- _Problem details_
Go through the listing and return every line with "photo" in it.
Data for the task Block Start
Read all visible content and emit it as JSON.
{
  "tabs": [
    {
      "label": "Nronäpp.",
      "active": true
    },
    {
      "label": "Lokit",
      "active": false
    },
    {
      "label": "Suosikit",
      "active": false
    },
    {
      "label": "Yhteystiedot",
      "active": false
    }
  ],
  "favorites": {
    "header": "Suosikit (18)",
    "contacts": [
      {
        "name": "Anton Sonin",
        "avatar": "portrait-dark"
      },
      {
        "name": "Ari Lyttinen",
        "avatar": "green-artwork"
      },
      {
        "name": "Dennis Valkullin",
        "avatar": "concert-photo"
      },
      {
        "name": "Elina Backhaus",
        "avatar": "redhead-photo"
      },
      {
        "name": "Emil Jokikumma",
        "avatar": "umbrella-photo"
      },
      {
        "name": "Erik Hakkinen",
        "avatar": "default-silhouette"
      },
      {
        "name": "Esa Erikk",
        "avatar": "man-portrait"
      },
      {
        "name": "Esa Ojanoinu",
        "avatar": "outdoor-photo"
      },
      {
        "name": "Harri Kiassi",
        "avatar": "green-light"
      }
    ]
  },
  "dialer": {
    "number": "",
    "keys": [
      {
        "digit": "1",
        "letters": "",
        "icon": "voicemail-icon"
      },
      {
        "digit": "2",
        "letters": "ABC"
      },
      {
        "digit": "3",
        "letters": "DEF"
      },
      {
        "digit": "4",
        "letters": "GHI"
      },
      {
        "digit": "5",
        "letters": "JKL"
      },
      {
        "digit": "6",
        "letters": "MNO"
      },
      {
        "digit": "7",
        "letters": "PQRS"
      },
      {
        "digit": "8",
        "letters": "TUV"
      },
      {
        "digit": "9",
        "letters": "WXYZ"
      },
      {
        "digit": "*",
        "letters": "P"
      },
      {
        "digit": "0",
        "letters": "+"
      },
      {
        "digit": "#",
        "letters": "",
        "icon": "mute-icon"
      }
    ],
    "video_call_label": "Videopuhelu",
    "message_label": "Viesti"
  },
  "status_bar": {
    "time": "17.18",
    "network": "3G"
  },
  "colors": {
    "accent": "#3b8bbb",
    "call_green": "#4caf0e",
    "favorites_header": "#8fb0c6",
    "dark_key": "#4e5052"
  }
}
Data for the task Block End
- _Answer to the exercise_
        "avatar": "concert-photo"
        "avatar": "redhead-photo"
        "avatar": "umbrella-photo"
        "avatar": "outdoor-photo"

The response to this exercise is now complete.